NEW YORK – Two research teams used different sequencing-based approaches to uncover a repeat expansion within people with a rare progressive neurodegenerative disease.
A pair of papers that appeared today in Nature Genetics use different sequencing approaches to uncover repeat expansions within the genomes of individuals with neuronal intranuclear inclusion disease (NIID). The studies follow on the heels of another paper, published in the American Journal of Human Genetics last month, that also reported a repeat expansion as the cause of NIID.
NIID is a progressive neurodegenerative disease that presents with a range of symptoms, which has made it difficult to diagnose, but as cases are both sporadic and run in families, it is thought to have a genetic component.
One team publishing its study today relied on long-read sequencing, while the other used short-read sequencing to find expansions near the gene NOTCH2NLC. One team further uncovered repeat expansions in other rare diseases with similar manifestations, which suggested to them that repeat expansions could have a bigger role in human disease than is currently appreciated.
"Because the mutations causing the diseases are so similar, in the future, all these patients might benefit from the same treatment," Hiroyuki Ishiura, an assistant professor at University of Tokyo Hospital and first author of one of the papers, said in a statement.
In the first paper, researchers led by Gen Sobue, a professor of neurology at Nagoya University Graduate School of Medicine, sequenced the whole genomes of individuals from one family with and without NIID. Through linkage analysis, they tied two genomic regions — a 3.5 Mb region at 1p36.31– p36.22 and a 58.1 Mb region at 1p22.1–q21.3 — to the condition, but were unable to identify any pathogenic SNP or CNV there.
By long-read sequencing of 13 affected and four unaffected individuals from eight families, the researchers found all the affected individuals had a GGC repeat expansion in one of the regions identified through linkage analysis.
This expansion fell near the 5' UTR of the NOTCH2NLC gene, one of the three human-specific NOTCH2-related genes that is highly expressed in radial glial populations. This expansion, they noted, was not present in unaffected family members or other controls by long-read sequencing.
Additionally, using repeat-primed PCR (RP-PCR), they reported that in nine unrelated families, the expansion was present in all affected family members, but not in 496 of the 497 controls. All 40 sporadic cases they examined also carried the expansion.
In the other paper, Tokyo's Ishiura and his colleagues likewise examined tandem repeats in patients with familial NIID, sporadic NIID, and controls. Rather than using the linkage analysis and long-read sequencing approach of the other group, Ishiura and his colleagues relied on a short-read approach in combination with the tool TRhist that generates histograms of short reads that contain tandem repeats.
Using this approach, they analyzed the genomes of four affected individuals from four different families to uncover short reads harboring CGG repeats, which they noted were only found in the patients. They too traced this repeat expansion to the 5' UTR of NOTCH2NLC and confirmed its presence in NIID patients and absence in controls through RP-PCR and Southern blotting.

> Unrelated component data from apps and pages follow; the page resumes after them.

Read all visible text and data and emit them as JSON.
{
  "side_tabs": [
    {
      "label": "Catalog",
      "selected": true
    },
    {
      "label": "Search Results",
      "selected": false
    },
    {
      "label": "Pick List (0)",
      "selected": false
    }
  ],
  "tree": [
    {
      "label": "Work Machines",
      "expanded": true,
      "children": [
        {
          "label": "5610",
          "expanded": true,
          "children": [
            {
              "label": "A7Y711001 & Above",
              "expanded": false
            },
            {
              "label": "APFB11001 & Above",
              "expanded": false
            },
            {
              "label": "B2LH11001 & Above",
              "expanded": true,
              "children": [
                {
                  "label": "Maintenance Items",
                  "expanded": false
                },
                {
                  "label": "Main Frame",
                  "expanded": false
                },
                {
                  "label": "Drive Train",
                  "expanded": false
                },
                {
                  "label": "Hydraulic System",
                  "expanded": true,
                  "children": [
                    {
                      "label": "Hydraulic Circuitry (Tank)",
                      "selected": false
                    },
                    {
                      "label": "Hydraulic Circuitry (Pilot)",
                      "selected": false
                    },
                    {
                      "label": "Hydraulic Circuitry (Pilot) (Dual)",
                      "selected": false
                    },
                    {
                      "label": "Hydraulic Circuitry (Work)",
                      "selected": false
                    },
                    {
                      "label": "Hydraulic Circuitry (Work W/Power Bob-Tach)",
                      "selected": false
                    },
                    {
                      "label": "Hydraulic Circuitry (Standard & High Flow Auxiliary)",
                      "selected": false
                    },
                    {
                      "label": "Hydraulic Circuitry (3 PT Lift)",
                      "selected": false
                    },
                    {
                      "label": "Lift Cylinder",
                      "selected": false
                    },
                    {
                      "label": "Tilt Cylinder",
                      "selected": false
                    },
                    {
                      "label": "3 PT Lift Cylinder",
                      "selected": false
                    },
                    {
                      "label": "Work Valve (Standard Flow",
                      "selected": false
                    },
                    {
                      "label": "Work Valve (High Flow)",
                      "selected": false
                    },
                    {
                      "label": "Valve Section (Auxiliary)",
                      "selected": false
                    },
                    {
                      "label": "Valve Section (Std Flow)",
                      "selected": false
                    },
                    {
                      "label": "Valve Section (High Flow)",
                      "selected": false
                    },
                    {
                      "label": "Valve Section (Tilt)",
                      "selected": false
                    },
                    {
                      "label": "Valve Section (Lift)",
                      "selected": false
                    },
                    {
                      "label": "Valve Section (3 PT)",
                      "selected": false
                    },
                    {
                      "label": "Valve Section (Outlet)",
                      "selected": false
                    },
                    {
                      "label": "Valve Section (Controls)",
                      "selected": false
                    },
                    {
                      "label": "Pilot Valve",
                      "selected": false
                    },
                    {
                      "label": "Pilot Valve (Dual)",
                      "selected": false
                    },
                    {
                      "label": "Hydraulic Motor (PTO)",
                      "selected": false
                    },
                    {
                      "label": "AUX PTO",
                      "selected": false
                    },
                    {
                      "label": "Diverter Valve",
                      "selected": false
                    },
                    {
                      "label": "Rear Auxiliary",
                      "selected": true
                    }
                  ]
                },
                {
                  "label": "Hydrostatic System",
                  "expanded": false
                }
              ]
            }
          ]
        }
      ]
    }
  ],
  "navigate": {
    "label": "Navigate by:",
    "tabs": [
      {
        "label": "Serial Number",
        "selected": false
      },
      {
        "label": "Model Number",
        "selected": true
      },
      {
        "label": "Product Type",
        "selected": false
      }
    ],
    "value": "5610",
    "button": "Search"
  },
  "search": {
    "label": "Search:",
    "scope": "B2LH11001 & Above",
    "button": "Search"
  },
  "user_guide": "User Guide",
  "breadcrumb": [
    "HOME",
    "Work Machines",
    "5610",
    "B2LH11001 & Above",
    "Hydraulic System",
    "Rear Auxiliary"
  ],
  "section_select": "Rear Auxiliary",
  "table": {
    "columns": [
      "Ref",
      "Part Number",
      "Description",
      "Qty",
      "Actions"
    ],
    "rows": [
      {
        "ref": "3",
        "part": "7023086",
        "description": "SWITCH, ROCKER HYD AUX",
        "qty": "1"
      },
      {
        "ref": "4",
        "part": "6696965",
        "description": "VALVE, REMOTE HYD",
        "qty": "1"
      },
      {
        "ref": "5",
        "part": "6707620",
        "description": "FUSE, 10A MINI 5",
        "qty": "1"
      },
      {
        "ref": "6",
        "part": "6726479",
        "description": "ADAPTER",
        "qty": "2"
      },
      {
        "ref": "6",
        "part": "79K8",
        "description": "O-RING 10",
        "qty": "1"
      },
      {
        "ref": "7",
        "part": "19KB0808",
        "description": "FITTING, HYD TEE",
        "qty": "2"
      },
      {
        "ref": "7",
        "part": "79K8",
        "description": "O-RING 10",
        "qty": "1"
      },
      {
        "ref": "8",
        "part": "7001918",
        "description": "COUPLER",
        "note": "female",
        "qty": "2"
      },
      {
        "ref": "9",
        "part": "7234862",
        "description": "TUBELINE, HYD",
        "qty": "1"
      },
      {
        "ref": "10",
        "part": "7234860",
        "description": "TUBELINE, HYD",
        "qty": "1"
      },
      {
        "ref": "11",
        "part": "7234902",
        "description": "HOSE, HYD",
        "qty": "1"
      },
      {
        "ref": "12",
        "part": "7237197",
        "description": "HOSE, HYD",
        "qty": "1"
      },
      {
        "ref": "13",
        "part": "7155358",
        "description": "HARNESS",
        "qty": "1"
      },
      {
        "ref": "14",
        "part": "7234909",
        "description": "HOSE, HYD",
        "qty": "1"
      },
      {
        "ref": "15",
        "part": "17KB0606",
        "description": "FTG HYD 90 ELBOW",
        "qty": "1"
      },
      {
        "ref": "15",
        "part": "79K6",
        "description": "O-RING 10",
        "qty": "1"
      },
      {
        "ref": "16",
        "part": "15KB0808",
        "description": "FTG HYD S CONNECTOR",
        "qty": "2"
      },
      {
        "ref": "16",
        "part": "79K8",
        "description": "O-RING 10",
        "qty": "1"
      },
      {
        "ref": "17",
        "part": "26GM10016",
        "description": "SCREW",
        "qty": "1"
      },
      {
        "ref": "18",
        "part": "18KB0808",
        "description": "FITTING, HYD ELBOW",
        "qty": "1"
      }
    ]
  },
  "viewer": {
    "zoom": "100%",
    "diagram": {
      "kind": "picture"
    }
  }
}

Ishiura and his colleagues also applied this same approach to look for repeat expansions in other, related diseases: oculopharyngeal myopathy with leukoencephalopathy (OPML), oculopharyngodistal myopathy (OPDM), and oculopharyngeal muscular dystrophy (OPMD).
In OPML, they uncovered a CGG repeat expansion in a noncoding region of LOC642361/NUTM2B-AS1, which encodes a lncRNA. Then in OPDM, they found a CGG repeat expansion in the 5' UTR of LRP12, which encodes low-density lipoprotein-related protein 12. Lastly, in OPMD, they identified a GCG repeat expansion in PABPN1 coding region.
These findings, Ishiura and his colleagues noted, suggest repeat expansions might be important in other neurological diseases and that as many of the repeats are similar, a single treatment could possibly target multiple diseases.